and last updated 2022-02-02 06:32:06-05

NASHVILLE, Tenn. (WTVF) — Nashville is on pace to see another record number of pedestrians killed while walking or biking on city streets, and advocates are calling on city leaders to make changes.

Just 24 hours after a group gathered to remember pedestrians killed in traffic crashes in 2021, a man riding his bike on Nolensville Pike was hit by a car and killed. He is the sixth pedestrian or cyclist killed on Nashville streets this year.

"There are seven roads that account for more than half of pedestrian deaths year after year after year in Nashville," said Lindsey Ganson, director for advocacy and communications for Walk Bike Nashville. "Of course, Nolensville is one of them."

Ganson said Walk Bike Nashville is calling on Mayor John Cooper to make changes now to make streets safer.

"There are some very basic safety improvements that could be done, that haven’t been done," said Ganson.

Ganson said additional lighting, crosswalks and protection for bike lanes are all proven to increase safety.

"Those things can all have really big impact on safety for everyone using the road," said Ganson. "They don’t cost a lot, and don’t take a lot of time."

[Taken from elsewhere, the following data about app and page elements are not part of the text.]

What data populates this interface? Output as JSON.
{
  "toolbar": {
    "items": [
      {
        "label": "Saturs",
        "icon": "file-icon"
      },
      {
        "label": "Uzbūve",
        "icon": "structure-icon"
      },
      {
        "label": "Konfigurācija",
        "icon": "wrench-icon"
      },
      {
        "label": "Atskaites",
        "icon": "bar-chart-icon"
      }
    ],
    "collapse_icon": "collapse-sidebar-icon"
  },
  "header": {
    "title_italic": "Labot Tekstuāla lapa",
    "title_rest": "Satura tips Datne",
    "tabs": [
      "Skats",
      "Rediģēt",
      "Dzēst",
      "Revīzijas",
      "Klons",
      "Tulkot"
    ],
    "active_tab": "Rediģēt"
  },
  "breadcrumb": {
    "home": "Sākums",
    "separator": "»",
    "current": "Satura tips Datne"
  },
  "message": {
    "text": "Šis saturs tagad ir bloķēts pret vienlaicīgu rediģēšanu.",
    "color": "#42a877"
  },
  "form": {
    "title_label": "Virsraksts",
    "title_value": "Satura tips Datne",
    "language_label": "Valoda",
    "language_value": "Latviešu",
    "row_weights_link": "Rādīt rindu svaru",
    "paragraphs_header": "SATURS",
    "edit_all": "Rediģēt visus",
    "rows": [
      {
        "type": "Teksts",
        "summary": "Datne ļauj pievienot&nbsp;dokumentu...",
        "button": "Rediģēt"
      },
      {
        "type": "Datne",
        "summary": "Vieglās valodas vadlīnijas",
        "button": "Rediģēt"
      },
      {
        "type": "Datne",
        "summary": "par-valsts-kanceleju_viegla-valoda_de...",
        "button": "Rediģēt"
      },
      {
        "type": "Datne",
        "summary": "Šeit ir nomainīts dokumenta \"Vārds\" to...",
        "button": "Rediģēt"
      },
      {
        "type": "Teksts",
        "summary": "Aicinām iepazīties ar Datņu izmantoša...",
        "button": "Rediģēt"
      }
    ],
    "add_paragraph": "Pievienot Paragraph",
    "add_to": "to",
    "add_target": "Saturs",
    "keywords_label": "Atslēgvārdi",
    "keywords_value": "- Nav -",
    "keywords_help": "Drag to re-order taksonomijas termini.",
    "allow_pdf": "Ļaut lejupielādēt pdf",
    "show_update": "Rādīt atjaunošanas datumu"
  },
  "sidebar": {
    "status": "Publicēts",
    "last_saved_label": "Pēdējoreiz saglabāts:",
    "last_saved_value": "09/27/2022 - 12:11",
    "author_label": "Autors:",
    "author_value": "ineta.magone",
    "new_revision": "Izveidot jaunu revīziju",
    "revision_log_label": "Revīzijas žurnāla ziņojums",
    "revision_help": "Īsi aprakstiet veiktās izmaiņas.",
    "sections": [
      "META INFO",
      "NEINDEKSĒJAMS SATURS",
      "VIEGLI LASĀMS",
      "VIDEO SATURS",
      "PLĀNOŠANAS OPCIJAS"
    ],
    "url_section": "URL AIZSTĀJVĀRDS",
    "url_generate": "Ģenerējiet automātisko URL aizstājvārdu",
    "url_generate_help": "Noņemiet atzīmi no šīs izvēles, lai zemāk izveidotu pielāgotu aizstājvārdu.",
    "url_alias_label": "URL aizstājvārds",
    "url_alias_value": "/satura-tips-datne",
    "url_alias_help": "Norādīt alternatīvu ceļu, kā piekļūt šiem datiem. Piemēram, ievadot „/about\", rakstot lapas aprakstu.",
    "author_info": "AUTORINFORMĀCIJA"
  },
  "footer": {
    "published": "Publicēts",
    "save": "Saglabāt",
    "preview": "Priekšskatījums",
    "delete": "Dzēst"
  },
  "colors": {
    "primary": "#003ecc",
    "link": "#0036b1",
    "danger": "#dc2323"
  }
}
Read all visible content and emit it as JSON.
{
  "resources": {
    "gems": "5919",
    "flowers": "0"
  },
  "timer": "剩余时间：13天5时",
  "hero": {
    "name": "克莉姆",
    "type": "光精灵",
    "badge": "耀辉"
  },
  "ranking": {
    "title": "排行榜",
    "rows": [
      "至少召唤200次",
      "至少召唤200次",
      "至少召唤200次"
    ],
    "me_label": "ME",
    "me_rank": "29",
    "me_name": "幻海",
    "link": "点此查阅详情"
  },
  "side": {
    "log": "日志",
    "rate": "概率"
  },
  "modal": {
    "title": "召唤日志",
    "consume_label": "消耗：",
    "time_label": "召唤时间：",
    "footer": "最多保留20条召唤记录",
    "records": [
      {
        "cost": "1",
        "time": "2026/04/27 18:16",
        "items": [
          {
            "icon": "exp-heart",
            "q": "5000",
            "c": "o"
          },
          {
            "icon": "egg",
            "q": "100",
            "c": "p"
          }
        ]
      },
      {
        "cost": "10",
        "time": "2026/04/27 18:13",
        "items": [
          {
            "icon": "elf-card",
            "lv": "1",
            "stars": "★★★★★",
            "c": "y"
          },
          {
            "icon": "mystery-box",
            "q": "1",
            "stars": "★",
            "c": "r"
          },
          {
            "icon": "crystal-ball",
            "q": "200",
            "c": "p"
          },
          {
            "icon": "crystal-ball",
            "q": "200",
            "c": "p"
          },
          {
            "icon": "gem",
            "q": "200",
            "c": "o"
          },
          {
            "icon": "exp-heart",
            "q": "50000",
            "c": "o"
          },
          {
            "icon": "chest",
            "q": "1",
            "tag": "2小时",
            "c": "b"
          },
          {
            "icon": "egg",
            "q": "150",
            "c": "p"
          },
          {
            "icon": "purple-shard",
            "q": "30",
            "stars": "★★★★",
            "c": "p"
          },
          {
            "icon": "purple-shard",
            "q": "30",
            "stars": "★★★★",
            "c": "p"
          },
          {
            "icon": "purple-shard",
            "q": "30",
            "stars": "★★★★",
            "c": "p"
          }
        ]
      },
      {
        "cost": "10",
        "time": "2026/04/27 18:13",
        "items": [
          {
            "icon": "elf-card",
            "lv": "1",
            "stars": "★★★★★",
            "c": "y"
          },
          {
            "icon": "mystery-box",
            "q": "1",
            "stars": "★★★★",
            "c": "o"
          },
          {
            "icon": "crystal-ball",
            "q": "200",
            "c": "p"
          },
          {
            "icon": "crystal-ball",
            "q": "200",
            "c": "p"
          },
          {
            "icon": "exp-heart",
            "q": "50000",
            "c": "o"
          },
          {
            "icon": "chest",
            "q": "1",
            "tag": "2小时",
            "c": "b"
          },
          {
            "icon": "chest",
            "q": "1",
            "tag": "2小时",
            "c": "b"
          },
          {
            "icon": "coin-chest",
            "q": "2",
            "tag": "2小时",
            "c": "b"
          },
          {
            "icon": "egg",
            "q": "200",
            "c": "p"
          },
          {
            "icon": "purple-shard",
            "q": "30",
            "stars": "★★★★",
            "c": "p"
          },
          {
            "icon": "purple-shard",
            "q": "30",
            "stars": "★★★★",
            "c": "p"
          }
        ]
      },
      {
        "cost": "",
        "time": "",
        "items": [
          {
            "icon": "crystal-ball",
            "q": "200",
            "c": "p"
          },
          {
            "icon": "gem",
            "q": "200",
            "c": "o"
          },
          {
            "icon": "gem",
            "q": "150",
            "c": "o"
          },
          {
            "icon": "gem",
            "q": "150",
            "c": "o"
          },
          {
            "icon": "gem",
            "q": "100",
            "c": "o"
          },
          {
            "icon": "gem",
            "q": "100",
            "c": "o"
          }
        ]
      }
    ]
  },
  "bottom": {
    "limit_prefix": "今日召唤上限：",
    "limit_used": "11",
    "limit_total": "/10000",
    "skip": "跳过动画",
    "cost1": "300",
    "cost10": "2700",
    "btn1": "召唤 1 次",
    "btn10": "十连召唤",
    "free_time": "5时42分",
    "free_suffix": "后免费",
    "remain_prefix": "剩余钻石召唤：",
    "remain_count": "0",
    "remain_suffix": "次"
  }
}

In May of 2021, the Nashville Department of Transportation started developing a Vision Zero Action Plan to end traffic-related deaths and serious injuries.

A spokesperson for Mayor John Cooper said in a statement that he is committed to pedestrian and traffic safety and Vision Zero. She added, over the last two years he has invested $20 million in improvements, and lowered neighborhood speed limits. Metro is also currently implementing about 50 neighborhood traffic calming projects that result in safer driving and lower speeds.

She said NDOT is already making safety improvements, as well, including improved street lighting, and new sidewalks.

However, critics said after eight months, the Vision Zero Plan is still mainly focused on research and feedback, and not much action has been taken.

"We have been doing a lot of planning within Nashville and that is all wonderful," said Ganson. "But there are things that can happen in the short term that haven’t happened."

The Vision Zero Plan is open for public comment through Feb. 4, and officials hope to have a plan finalized by late next month.

To learn more about the plan or offer feedback visit Metro Nashville's Vision Zero website.